Though I often find it difficult to explain this blog (and the hobby of collecting pens in general) to people, running as a hobby can be much harder to explain. With pens, I usually say that I’m drawn to the art and design element, or I’ll just gift a nice gel pen to anyone who expresses curiosity – that works most of the time. But trying to explain my hobby of running to non-runners, well, a lot of the time they just don’t “get it.”
Running at least has the advantage of being a very common activity. Nobody really looks down on it or thinks that it’s crazy or weird, but a lot of people see it as something grueling at best or, at worst, grueling and boring. Most wonder, if you’re not just trying to burn a few extra calories, why would you choose to run all the time?
I’ve found that the easiest answer is to just shrug and say, “I think it’s fun.” But if I’m making an effort, I’ll say something like, “running is the opposite of eating an entire tray of brownies.” The point is, gorging yourself on a big dessert is really pleasurable in the moment, but it’ll leave you feeling sluggish, bloated, and probably ashamed of your gluttony. Conversely, running can sometimes be miserable in the moment, but you’ll feel energized and happier later on.
Though, honestly, that’s still just a partial explanation.
There are times when I’m just happy to be outside in the fresh air, especially on a sunny day but even sometimes on a rainy or cold day. There’s also the famous “runner’s high,” though I think it’s greatly exaggerated. More than that, I love the feeling of setting goals, running longer and faster, and being surprised at how much progress is possible.
Over the past year, I’ve really gotten into the sport. I’ve been running lots of 5Ks and Half-Marathons, slowly getting faster, gaining endurance, and chipping away at my personal records.

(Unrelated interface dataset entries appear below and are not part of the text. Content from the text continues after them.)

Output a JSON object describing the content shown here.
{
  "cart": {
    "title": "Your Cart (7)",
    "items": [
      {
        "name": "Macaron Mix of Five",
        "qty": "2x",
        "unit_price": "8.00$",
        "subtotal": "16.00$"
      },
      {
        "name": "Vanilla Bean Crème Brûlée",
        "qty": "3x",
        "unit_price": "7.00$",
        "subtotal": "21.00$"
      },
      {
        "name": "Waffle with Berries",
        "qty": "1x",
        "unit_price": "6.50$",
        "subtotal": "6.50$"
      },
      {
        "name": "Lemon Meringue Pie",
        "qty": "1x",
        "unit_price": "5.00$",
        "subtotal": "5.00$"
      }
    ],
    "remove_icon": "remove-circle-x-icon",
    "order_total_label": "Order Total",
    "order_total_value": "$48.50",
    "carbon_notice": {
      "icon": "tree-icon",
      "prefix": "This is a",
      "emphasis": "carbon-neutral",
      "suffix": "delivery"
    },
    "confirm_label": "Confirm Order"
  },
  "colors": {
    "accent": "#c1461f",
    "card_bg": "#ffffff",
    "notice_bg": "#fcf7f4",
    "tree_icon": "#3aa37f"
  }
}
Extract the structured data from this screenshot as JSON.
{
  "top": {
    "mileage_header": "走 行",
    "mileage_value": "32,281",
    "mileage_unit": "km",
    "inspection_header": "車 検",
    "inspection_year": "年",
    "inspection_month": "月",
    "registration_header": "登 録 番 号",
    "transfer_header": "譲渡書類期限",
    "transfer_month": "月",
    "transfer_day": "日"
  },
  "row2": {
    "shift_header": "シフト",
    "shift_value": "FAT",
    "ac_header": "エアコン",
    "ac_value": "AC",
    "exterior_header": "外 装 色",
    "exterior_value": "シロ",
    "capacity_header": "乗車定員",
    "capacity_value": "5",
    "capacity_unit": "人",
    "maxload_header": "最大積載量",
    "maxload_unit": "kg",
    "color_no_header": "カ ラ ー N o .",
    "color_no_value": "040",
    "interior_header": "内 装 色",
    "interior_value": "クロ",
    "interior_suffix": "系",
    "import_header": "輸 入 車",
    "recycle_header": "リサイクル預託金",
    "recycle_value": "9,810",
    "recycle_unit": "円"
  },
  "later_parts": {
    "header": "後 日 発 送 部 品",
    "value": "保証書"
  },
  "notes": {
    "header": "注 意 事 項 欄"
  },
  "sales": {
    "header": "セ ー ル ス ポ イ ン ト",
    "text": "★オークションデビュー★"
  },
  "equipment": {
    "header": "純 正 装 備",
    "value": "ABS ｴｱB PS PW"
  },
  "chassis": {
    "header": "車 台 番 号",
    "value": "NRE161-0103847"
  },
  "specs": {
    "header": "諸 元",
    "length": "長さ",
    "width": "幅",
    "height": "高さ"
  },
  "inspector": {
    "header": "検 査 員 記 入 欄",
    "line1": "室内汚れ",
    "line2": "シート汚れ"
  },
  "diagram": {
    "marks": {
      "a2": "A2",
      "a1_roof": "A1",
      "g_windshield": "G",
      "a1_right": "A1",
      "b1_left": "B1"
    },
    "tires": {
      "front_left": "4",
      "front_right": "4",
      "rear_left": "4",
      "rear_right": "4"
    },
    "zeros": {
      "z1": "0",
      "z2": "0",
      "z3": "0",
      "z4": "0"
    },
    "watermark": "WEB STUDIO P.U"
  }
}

I’m not quick enough to be competitive, but I’m still excited to see what I can do. And I’ll find out this fall when I’ll be running my first marathon – the New York City Marathon. It might sound odd to a lot of people, but I’m very much looking forward to running those 26.2 miles.
If you’re at all interested in picking up running as a hobby, I’d strongly encourage signing up for a 5K race/fun run this summer. There are many to choose from, and it shouldn’t be difficult to find a local event. There are also lots of great “Couch to 5K” training plans for free on the web if you aren’t sure how to start.
Yes, it’ll probably be grueling and boring at first. But if you stick with it, you too may get to that point where you’re looking forward to your next run and maybe even discover that running isn’t such an odd hobby after all.